Associating it with the modernist architectural movement owing to the fact that form follows function, Andrew discusses how the team balanced aesthetic appeal with practical usage of space within this unique building, maintaining, “it was very much planned strongly around our client’s programme of how she wanted everything laid out. The aesthetic followed that. They’re tied together.”
"The structure was all thought out and incorporated into the design of the interior, not to be covered up later. You can read the building as soon as you go into it"
Simon goes on to liken it to a fortress or a castle, protecting the people within: “the starting point was a building without windows. Of course, we did puncture the façade, but I think we got very close to that first idea. You are creating a space which is yours and is as uncontaminated as possible. You forget what is around you. A home is a place where you should feel safe and comfortable, and I think we managed to create that. Like a fortress or a castle, it protects the people inside. This is a modern day version.”

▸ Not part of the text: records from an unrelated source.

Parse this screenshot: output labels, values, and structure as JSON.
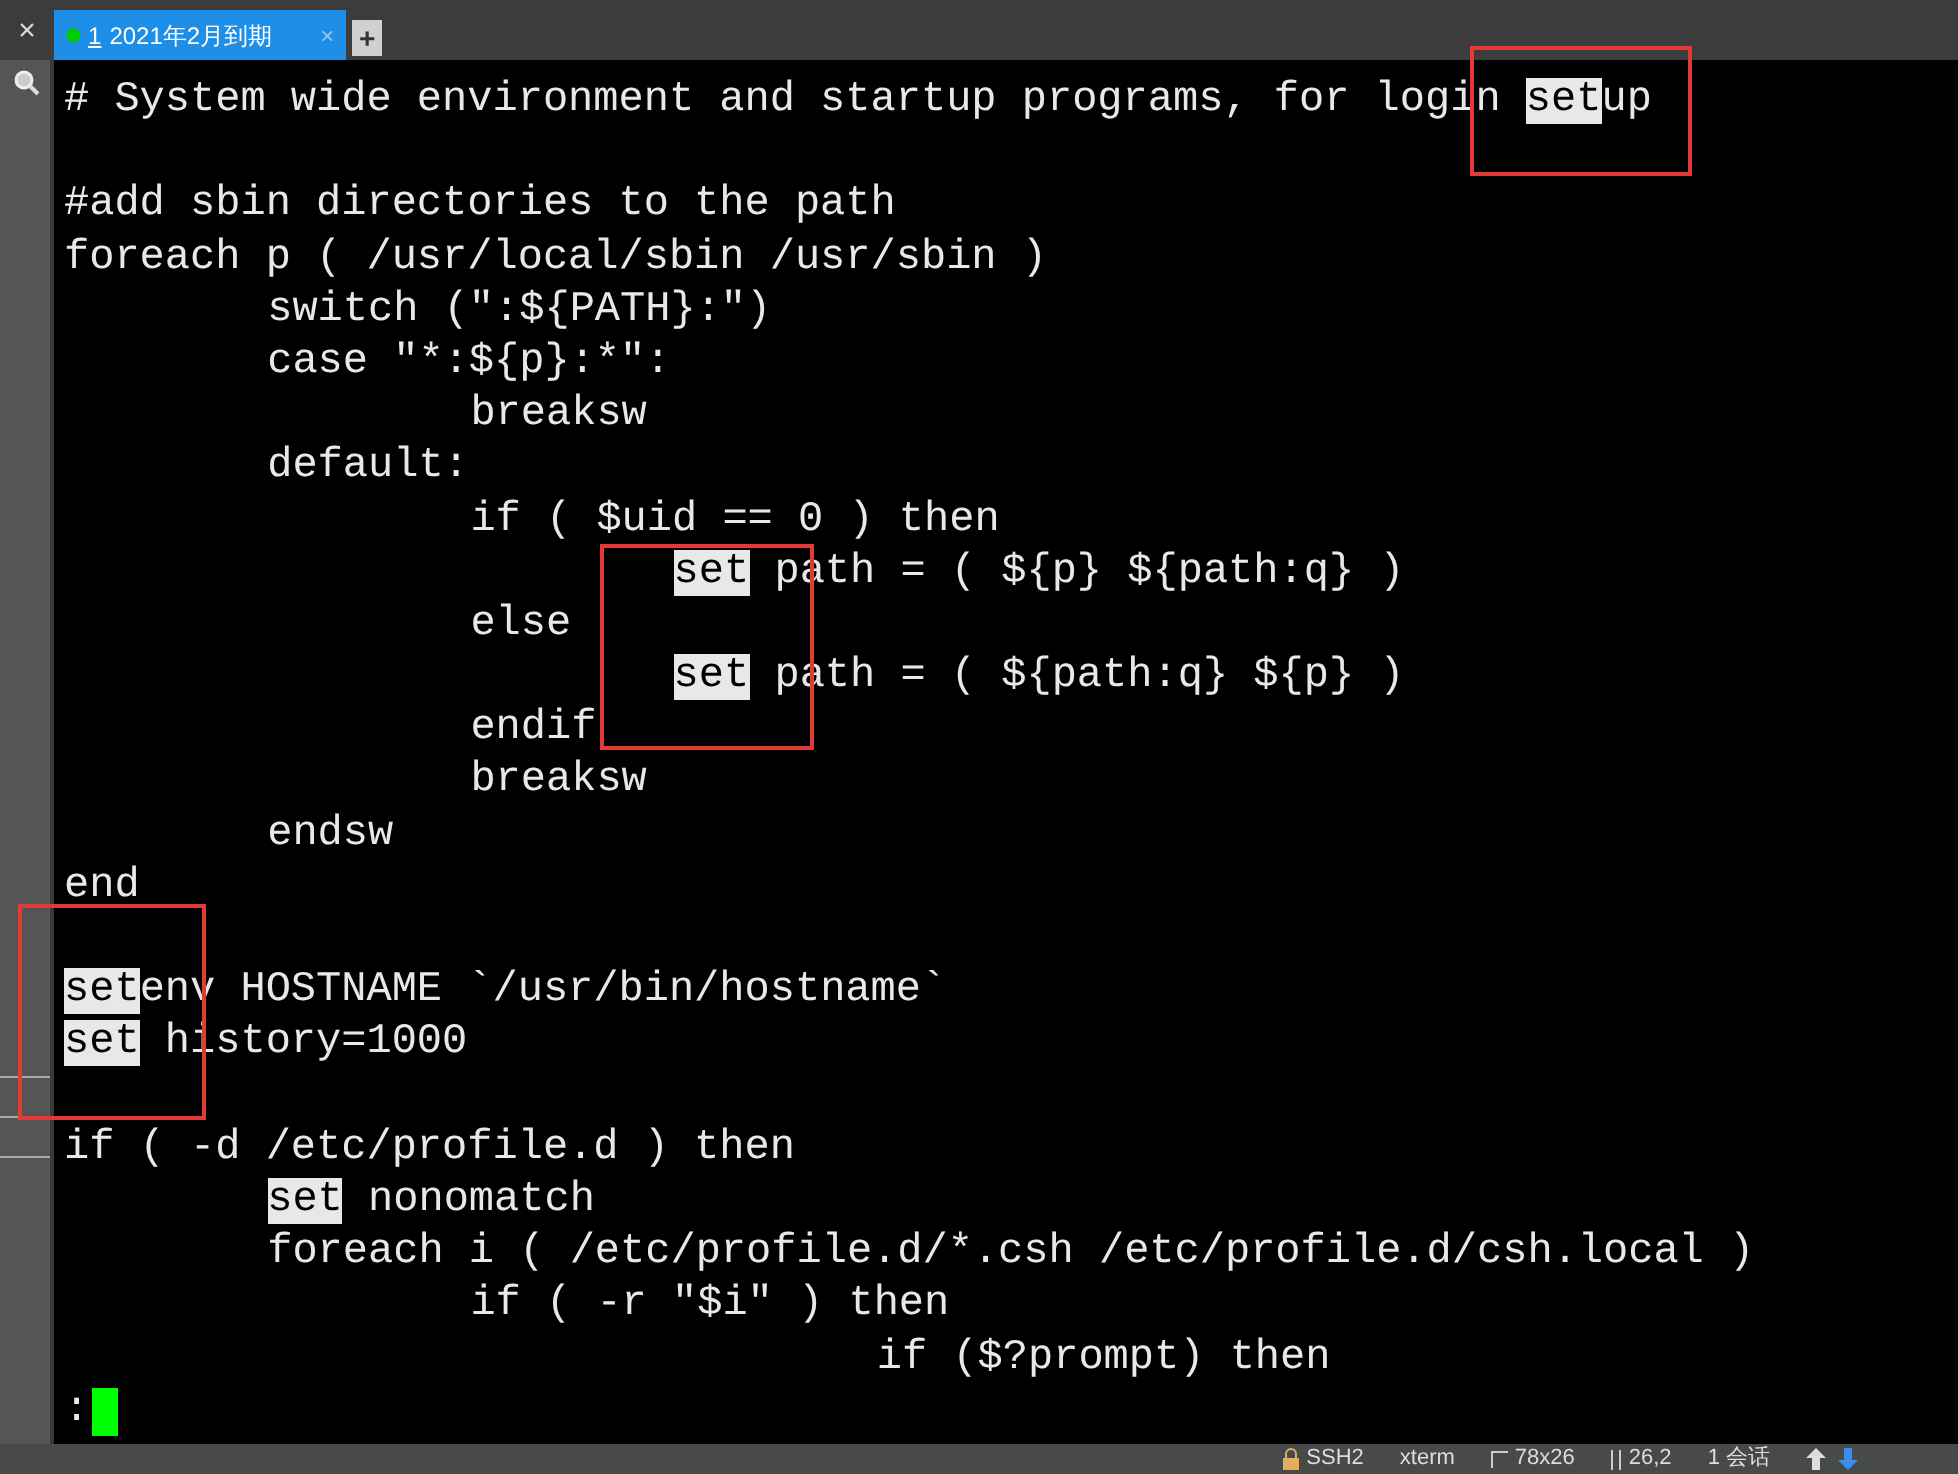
{
  "tabs": [
    {
      "number": "1",
      "label": "2021年2月到期",
      "close": "×",
      "selected": true,
      "connected": true
    }
  ],
  "new_tab": "+",
  "side_close": "×",
  "terminal": {
    "lines": [
      {
        "kind": "code",
        "segments": [
          {
            "text": "# System wide environment and startup programs, for login ",
            "highlighted": false
          },
          {
            "text": "set",
            "highlighted": true
          },
          {
            "text": "up",
            "highlighted": false
          }
        ]
      },
      {
        "kind": "blank"
      },
      {
        "kind": "code",
        "segments": [
          {
            "text": "#add sbin directories to the path",
            "highlighted": false
          }
        ]
      },
      {
        "kind": "code",
        "segments": [
          {
            "text": "foreach p ( /usr/local/sbin /usr/sbin )",
            "highlighted": false
          }
        ]
      },
      {
        "kind": "tab1",
        "segments": [
          {
            "text": "switch (\":${PATH}:\")",
            "highlighted": false
          }
        ]
      },
      {
        "kind": "tab1",
        "segments": [
          {
            "text": "case \"*:${p}:*\":",
            "highlighted": false
          }
        ]
      },
      {
        "kind": "tab2",
        "segments": [
          {
            "text": "breaksw",
            "highlighted": false
          }
        ]
      },
      {
        "kind": "tab1",
        "segments": [
          {
            "text": "default:",
            "highlighted": false
          }
        ]
      },
      {
        "kind": "tab2",
        "segments": [
          {
            "text": "if ( $uid == 0 ) then",
            "highlighted": false
          }
        ]
      },
      {
        "kind": "tab3",
        "segments": [
          {
            "text": "set",
            "highlighted": true
          },
          {
            "text": " path = ( ${p} ${path:q} )",
            "highlighted": false
          }
        ]
      },
      {
        "kind": "tab2",
        "segments": [
          {
            "text": "else",
            "highlighted": false
          }
        ]
      },
      {
        "kind": "tab3",
        "segments": [
          {
            "text": "set",
            "highlighted": true
          },
          {
            "text": " path = ( ${path:q} ${p} )",
            "highlighted": false
          }
        ]
      },
      {
        "kind": "tab2",
        "segments": [
          {
            "text": "endif",
            "highlighted": false
          }
        ]
      },
      {
        "kind": "tab2",
        "segments": [
          {
            "text": "breaksw",
            "highlighted": false
          }
        ]
      },
      {
        "kind": "tab1",
        "segments": [
          {
            "text": "endsw",
            "highlighted": false
          }
        ]
      },
      {
        "kind": "code",
        "segments": [
          {
            "text": "end",
            "highlighted": false
          }
        ]
      },
      {
        "kind": "blank"
      },
      {
        "kind": "code",
        "segments": [
          {
            "text": "set",
            "highlighted": true
          },
          {
            "text": "env HOSTNAME `/usr/bin/hostname`",
            "highlighted": false
          }
        ]
      },
      {
        "kind": "code",
        "segments": [
          {
            "text": "set",
            "highlighted": true
          },
          {
            "text": " history=1000",
            "highlighted": false
          }
        ]
      },
      {
        "kind": "blank"
      },
      {
        "kind": "code",
        "segments": [
          {
            "text": "if ( -d /etc/profile.d ) then",
            "highlighted": false
          }
        ]
      },
      {
        "kind": "tab1",
        "segments": [
          {
            "text": "set",
            "highlighted": true
          },
          {
            "text": " nonomatch",
            "highlighted": false
          }
        ]
      },
      {
        "kind": "tab1",
        "segments": [
          {
            "text": "foreach i ( /etc/profile.d/*.csh /etc/profile.d/csh.local )",
            "highlighted": false
          }
        ]
      },
      {
        "kind": "tab2",
        "segments": [
          {
            "text": "if ( -r \"$i\" ) then",
            "highlighted": false
          }
        ]
      },
      {
        "kind": "tab4",
        "segments": [
          {
            "text": "if ($?prompt) then",
            "highlighted": false
          }
        ]
      }
    ],
    "prompt": ":"
  },
  "status_bar": [
    {
      "kind": "lock",
      "text": "SSH2"
    },
    {
      "kind": "plain",
      "text": "xterm"
    },
    {
      "kind": "size",
      "text": "78x26"
    },
    {
      "kind": "cursor",
      "text": "26,2"
    },
    {
      "kind": "plain",
      "text": "1 会话"
    }
  ]
}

And that’s not all. The light-hearted trio also jokes that it’s interactive, too. Alan recalls, “I recently had a funny comment form someone who just bought a flat opposite it. He said now when there’s the world cup, he can project the games onto it from the balcony!”
Jokes aside, despite the challenges it posed on the way, they maintain that they are pleased with the way the project materialised, even gaining recognition abroad. “It is nice that it was acknowledged on an international spectrum, having been featured on a number of well-known design sites side by side with our favourite architects,” says Simon.
As for the future, the team has one focus: to continue creating “buildings that work, that are simple, and that people can relate to and enjoy.” With construction having slowed down considerably, there are fewer new builds and a greater focus on remodelling work. Andrew, Simon and Alan maintain that many of their future projects lean toward interiors and remodelling of existing buildings, but are hesitant to state a personal preference, explaining that each has its own benefits.
Simon maintains, “I’m quite keen on renovating old buildings and adding extensions to them. They propose problems which you have to solve and work around. Our approach is respecting what there was of quality and introducing something modern that talks about a time, that is worthy too.”
Alan chips in, stating, “they’re two totally different approaches. When you walk into an older place you pick up on what was left by the previous architect, and try to respect that and build on it; whereas with a new building you’ve got more freedom, in a sense.”
According to Simon, it’s all about context. “For every project, you have tot understand your context: your environment, who you’re building for and so on. Renovating an old building is creating a complex context, and that’s what I find interesting,” he says. As for new builds, Alan maintains, “new is beautiful when you see a complete creation of your own taking shape. It’s a really nice feeling to see the finished product.”